Scarlet fronted Parakeet

Scarlet fronted Parakeet

No Additional Pictures
Species Organizations

National Audubon Society
Website: www.audubon.org
Cornell Lab of Orinthology
Website: www.birds.cornell.edu
The Avian Web
Website: www.avianweb.com

Order Psittaciformes, Family Psittacidae
Scientific Name
Aratinga Wagleri
Other Common Names
Red-fronted Conure
Species Description
At maturity, Red-fronted Conures average between 14 and 15 inches in length. They are the second largest Conure! Their plumage is predominantly green, with breast feathers being colored lighter green than the body feathers. The bend of the wing is red, as is the face above the ceres, in addition to the forehead and crown. Occasionally, Red-fronted Conures have a sprinkling of red feathers or a full red band across their throats. The undersides of a Red-fronted Conure's flight feathers, under-wing coverts and tail feathers are olive-yellow. The periopthalmic ring is white as is typical of Conures, and the iris is yellow-red. Red-fronted Conures have horn-colored bills and brownish legs.

Its natural habitats are subtropical or tropical dry forests, subtropical or tropical moist lowland forests, subtropical or tropical moist montanes, subtropical or tropical high-altitude shrubland, and heavily degraded former forest.

It is found in Colombia, Ecuador, Peru, and Venezuela.

Hand raised and fed birds are likely to train well. The Red-Front has a reputation as being a good talker. Excellent companion species.

Conures are either large parakeets or small parrots that are found in the western hemisphere. They are analogous in size and way of life to the Old World's Rose-ringed Parakeets or the Australian parakeets. All living conure species are found in Central and South America; the extinct Conuropsis carolinensis or Carolina Parakeet was an exception. Conures are often called the clowns of the parrot world due to their constant attention seeking behavior including hanging upside-down and swaying back and forth or "dancing."

Despite being large for parakeets, conures are lightly built with long tails and small (but strong) beaks.
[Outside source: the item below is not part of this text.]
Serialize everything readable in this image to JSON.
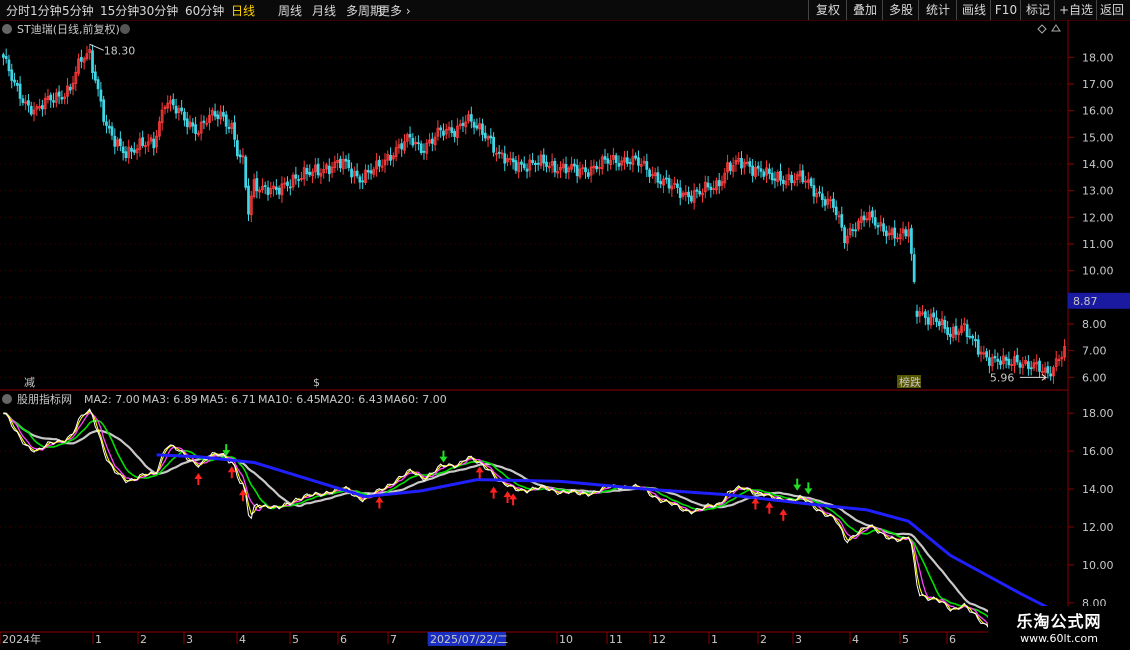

Conure beaks always have a small cere and are usually horn-colored or black. Most conure species live in flocks of 20 or more birds. Conures often eat grain, which causes them to be treated as agricultural pests in some places.

Conures are as diverse a group as African Parrots, so trying to characterize them all is difficult and inaccurate. The category conure is loosely-defined because they do not currently constitute a natural, scientific grouping. The term conure is now used mostly in aviculture. Scientists tend to refer to these birds as "parrots" or "parakeets."

Horse Herd